▽
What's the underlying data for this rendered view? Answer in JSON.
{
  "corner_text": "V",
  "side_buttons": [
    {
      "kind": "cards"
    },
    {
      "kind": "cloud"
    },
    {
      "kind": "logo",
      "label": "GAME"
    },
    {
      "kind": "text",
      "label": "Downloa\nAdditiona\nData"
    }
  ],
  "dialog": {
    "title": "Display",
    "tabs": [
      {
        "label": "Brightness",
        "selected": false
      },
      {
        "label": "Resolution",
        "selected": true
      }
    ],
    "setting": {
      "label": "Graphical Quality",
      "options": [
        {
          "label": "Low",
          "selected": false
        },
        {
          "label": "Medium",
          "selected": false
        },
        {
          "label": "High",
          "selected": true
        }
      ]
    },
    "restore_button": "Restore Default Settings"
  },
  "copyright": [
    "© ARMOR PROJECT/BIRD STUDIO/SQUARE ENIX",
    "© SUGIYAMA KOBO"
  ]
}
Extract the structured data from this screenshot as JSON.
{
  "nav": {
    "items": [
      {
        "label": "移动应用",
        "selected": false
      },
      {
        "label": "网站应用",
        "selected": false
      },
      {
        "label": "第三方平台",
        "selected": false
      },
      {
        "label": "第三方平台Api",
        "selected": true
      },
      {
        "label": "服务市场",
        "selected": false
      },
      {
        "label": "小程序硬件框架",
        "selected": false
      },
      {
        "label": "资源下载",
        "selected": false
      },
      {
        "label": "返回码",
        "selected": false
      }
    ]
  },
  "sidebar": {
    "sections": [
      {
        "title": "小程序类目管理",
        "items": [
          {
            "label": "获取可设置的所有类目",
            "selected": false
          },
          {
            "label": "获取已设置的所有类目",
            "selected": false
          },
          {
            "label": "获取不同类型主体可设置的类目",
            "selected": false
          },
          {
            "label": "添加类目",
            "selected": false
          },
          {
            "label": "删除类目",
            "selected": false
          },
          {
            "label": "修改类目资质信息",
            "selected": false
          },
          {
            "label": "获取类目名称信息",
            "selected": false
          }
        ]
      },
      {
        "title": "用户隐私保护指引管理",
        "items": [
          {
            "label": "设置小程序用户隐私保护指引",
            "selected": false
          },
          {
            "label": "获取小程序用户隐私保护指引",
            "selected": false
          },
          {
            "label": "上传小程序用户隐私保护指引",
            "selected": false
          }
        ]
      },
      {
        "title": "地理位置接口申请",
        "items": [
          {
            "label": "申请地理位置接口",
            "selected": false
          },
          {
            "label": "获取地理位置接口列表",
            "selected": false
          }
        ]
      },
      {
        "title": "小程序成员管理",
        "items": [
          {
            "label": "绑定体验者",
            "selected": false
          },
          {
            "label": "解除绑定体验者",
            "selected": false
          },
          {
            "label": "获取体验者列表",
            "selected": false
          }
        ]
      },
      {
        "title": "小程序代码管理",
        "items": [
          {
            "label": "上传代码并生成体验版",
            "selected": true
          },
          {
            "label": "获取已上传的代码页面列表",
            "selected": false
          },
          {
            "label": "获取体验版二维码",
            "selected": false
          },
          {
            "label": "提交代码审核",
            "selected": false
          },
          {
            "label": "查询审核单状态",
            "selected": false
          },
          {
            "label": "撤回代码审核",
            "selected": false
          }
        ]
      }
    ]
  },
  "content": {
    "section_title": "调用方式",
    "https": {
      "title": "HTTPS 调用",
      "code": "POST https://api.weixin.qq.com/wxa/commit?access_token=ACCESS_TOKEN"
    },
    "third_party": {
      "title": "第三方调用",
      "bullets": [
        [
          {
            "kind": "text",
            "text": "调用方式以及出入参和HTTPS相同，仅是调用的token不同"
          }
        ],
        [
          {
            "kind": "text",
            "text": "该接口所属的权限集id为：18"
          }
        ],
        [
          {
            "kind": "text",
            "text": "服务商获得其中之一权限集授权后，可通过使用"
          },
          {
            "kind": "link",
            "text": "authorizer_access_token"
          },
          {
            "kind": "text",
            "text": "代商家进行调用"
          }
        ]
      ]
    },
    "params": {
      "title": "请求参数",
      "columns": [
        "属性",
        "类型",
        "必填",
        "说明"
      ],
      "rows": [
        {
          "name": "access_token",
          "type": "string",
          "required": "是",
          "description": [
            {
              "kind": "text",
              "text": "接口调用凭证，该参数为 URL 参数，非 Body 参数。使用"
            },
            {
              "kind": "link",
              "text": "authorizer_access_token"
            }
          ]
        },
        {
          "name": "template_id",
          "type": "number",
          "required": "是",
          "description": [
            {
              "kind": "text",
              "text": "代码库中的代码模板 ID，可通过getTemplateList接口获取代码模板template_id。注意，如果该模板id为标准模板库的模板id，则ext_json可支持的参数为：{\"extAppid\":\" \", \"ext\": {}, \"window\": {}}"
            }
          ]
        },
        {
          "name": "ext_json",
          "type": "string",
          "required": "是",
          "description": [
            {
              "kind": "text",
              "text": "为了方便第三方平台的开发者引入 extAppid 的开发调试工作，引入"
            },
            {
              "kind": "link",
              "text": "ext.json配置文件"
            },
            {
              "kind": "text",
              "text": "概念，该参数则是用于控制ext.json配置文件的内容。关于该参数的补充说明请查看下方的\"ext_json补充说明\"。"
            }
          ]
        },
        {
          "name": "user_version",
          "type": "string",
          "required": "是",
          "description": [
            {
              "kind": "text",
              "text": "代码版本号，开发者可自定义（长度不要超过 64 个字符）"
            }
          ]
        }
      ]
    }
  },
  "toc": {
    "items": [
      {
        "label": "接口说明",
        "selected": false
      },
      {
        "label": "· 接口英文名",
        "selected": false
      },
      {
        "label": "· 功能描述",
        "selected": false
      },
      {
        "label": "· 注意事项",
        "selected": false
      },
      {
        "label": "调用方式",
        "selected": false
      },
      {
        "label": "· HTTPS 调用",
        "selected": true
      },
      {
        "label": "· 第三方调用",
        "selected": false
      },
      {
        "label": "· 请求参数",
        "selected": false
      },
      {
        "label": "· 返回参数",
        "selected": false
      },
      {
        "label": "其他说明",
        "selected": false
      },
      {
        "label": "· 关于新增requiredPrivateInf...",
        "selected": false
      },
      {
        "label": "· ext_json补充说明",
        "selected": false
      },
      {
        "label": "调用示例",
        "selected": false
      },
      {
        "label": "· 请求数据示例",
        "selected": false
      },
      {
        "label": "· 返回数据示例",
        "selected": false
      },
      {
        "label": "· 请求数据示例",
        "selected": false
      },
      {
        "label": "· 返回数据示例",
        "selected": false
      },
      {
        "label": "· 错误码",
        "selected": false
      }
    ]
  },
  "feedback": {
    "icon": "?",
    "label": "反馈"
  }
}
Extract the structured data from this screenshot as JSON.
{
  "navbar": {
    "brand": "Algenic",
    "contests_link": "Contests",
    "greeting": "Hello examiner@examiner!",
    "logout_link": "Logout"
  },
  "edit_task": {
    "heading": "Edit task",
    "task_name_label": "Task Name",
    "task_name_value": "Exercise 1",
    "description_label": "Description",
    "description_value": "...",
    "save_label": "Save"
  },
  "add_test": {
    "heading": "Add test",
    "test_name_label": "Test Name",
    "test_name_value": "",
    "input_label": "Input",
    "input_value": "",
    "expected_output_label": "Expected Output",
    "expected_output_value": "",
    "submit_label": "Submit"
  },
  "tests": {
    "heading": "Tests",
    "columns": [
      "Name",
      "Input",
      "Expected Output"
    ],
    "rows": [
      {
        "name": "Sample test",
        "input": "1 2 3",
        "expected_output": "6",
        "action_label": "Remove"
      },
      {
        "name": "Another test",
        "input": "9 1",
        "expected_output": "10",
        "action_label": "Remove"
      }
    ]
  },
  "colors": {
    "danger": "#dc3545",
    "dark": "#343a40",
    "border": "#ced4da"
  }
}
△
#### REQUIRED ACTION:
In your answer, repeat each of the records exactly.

#### SOLUTION TO THIS TASK:
What's the underlying data for this rendered view? Answer in JSON.
{
  "corner_text": "V",
  "side_buttons": [
    {
      "kind": "cards"
    },
    {
      "kind": "cloud"
    },
    {
      "kind": "logo",
      "label": "GAME"
    },
    {
      "kind": "text",
      "label": "Downloa\nAdditiona\nData"
    }
  ],
  "dialog": {
    "title": "Display",
    "tabs": [
      {
        "label": "Brightness",
        "selected": false
      },
      {
        "label": "Resolution",
        "selected": true
      }
    ],
    "setting": {
      "label": "Graphical Quality",
      "options": [
        {
          "label": "Low",
          "selected": false
        },
        {
          "label": "Medium",
          "selected": false
        },
        {
          "label": "High",
          "selected": true
        }
      ]
    },
    "restore_button": "Restore Default Settings"
  },
  "copyright": [
    "© ARMOR PROJECT/BIRD STUDIO/SQUARE ENIX",
    "© SUGIYAMA KOBO"
  ]
}
Extract the structured data from this screenshot as JSON.
{
  "nav": {
    "items": [
      {
        "label": "移动应用",
        "selected": false
      },
      {
        "label": "网站应用",
        "selected": false
      },
      {
        "label": "第三方平台",
        "selected": false
      },
      {
        "label": "第三方平台Api",
        "selected": true
      },
      {
        "label": "服务市场",
        "selected": false
      },
      {
        "label": "小程序硬件框架",
        "selected": false
      },
      {
        "label": "资源下载",
        "selected": false
      },
      {
        "label": "返回码",
        "selected": false
      }
    ]
  },
  "sidebar": {
    "sections": [
      {
        "title": "小程序类目管理",
        "items": [
          {
            "label": "获取可设置的所有类目",
            "selected": false
          },
          {
            "label": "获取已设置的所有类目",
            "selected": false
          },
          {
            "label": "获取不同类型主体可设置的类目",
            "selected": false
          },
          {
            "label": "添加类目",
            "selected": false
          },
          {
            "label": "删除类目",
            "selected": false
          },
          {
            "label": "修改类目资质信息",
            "selected": false
          },
          {
            "label": "获取类目名称信息",
            "selected": false
          }
        ]
      },
      {
        "title": "用户隐私保护指引管理",
        "items": [
          {
            "label": "设置小程序用户隐私保护指引",
            "selected": false
          },
          {
            "label": "获取小程序用户隐私保护指引",
            "selected": false
          },
          {
            "label": "上传小程序用户隐私保护指引",
            "selected": false
          }
        ]
      },
      {
        "title": "地理位置接口申请",
        "items": [
          {
            "label": "申请地理位置接口",
            "selected": false
          },
          {
            "label": "获取地理位置接口列表",
            "selected": false
          }
        ]
      },
      {
        "title": "小程序成员管理",
        "items": [
          {
            "label": "绑定体验者",
            "selected": false
          },
          {
            "label": "解除绑定体验者",
            "selected": false
          },
          {
            "label": "获取体验者列表",
            "selected": false
          }
        ]
      },
      {
        "title": "小程序代码管理",
        "items": [
          {
            "label": "上传代码并生成体验版",
            "selected": true
          },
          {
            "label": "获取已上传的代码页面列表",
            "selected": false
          },
          {
            "label": "获取体验版二维码",
            "selected": false
          },
          {
            "label": "提交代码审核",
            "selected": false
          },
          {
            "label": "查询审核单状态",
            "selected": false
          },
          {
            "label": "撤回代码审核",
            "selected": false
          }
        ]
      }
    ]
  },
  "content": {
    "section_title": "调用方式",
    "https": {
      "title": "HTTPS 调用",
      "code": "POST https://api.weixin.qq.com/wxa/commit?access_token=ACCESS_TOKEN"
    },
    "third_party": {
      "title": "第三方调用",
      "bullets": [
        [
          {
            "kind": "text",
            "text": "调用方式以及出入参和HTTPS相同，仅是调用的token不同"
          }
        ],
        [
          {
            "kind": "text",
            "text": "该接口所属的权限集id为：18"
          }
        ],
        [
          {
            "kind": "text",
            "text": "服务商获得其中之一权限集授权后，可通过使用"
          },
          {
            "kind": "link",
            "text": "authorizer_access_token"
          },
          {
            "kind": "text",
            "text": "代商家进行调用"
          }
        ]
      ]
    },
    "params": {
      "title": "请求参数",
      "columns": [
        "属性",
        "类型",
        "必填",
        "说明"
      ],
      "rows": [
        {
          "name": "access_token",
          "type": "string",
          "required": "是",
          "description": [
            {
              "kind": "text",
              "text": "接口调用凭证，该参数为 URL 参数，非 Body 参数。使用"
            },
            {
              "kind": "link",
              "text": "authorizer_access_token"
            }
          ]
        },
        {
          "name": "template_id",
          "type": "number",
          "required": "是",
          "description": [
            {
              "kind": "text",
              "text": "代码库中的代码模板 ID，可通过getTemplateList接口获取代码模板template_id。注意，如果该模板id为标准模板库的模板id，则ext_json可支持的参数为：{\"extAppid\":\" \", \"ext\": {}, \"window\": {}}"
            }
          ]
        },
        {
          "name": "ext_json",
          "type": "string",
          "required": "是",
          "description": [
            {
              "kind": "text",
              "text": "为了方便第三方平台的开发者引入 extAppid 的开发调试工作，引入"
            },
            {
              "kind": "link",
              "text": "ext.json配置文件"
            },
            {
              "kind": "text",
              "text": "概念，该参数则是用于控制ext.json配置文件的内容。关于该参数的补充说明请查看下方的\"ext_json补充说明\"。"
            }
          ]
        },
        {
          "name": "user_version",
          "type": "string",
          "required": "是",
          "description": [
            {
              "kind": "text",
              "text": "代码版本号，开发者可自定义（长度不要超过 64 个字符）"
            }
          ]
        }
      ]
    }
  },
  "toc": {
    "items": [
      {
        "label": "接口说明",
        "selected": false
      },
      {
        "label": "· 接口英文名",
        "selected": false
      },
      {
        "label": "· 功能描述",
        "selected": false
      },
      {
        "label": "· 注意事项",
        "selected": false
      },
      {
        "label": "调用方式",
        "selected": false
      },
      {
        "label": "· HTTPS 调用",
        "selected": true
      },
      {
        "label": "· 第三方调用",
        "selected": false
      },
      {
        "label": "· 请求参数",
        "selected": false
      },
      {
        "label": "· 返回参数",
        "selected": false
      },
      {
        "label": "其他说明",
        "selected": false
      },
      {
        "label": "· 关于新增requiredPrivateInf...",
        "selected": false
      },
      {
        "label": "· ext_json补充说明",
        "selected": false
      },
      {
        "label": "调用示例",
        "selected": false
      },
      {
        "label": "· 请求数据示例",
        "selected": false
      },
      {
        "label": "· 返回数据示例",
        "selected": false
      },
      {
        "label": "· 请求数据示例",
        "selected": false
      },
      {
        "label": "· 返回数据示例",
        "selected": false
      },
      {
        "label": "· 错误码",
        "selected": false
      }
    ]
  },
  "feedback": {
    "icon": "?",
    "label": "反馈"
  }
}
Extract the structured data from this screenshot as JSON.
{
  "navbar": {
    "brand": "Algenic",
    "contests_link": "Contests",
    "greeting": "Hello examiner@examiner!",
    "logout_link": "Logout"
  },
  "edit_task": {
    "heading": "Edit task",
    "task_name_label": "Task Name",
    "task_name_value": "Exercise 1",
    "description_label": "Description",
    "description_value": "...",
    "save_label": "Save"
  },
  "add_test": {
    "heading": "Add test",
    "test_name_label": "Test Name",
    "test_name_value": "",
    "input_label": "Input",
    "input_value": "",
    "expected_output_label": "Expected Output",
    "expected_output_value": "",
    "submit_label": "Submit"
  },
  "tests": {
    "heading": "Tests",
    "columns": [
      "Name",
      "Input",
      "Expected Output"
    ],
    "rows": [
      {
        "name": "Sample test",
        "input": "1 2 3",
        "expected_output": "6",
        "action_label": "Remove"
      },
      {
        "name": "Another test",
        "input": "9 1",
        "expected_output": "10",
        "action_label": "Remove"
      }
    ]
  },
  "colors": {
    "danger": "#dc3545",
    "dark": "#343a40",
    "border": "#ced4da"
  }
}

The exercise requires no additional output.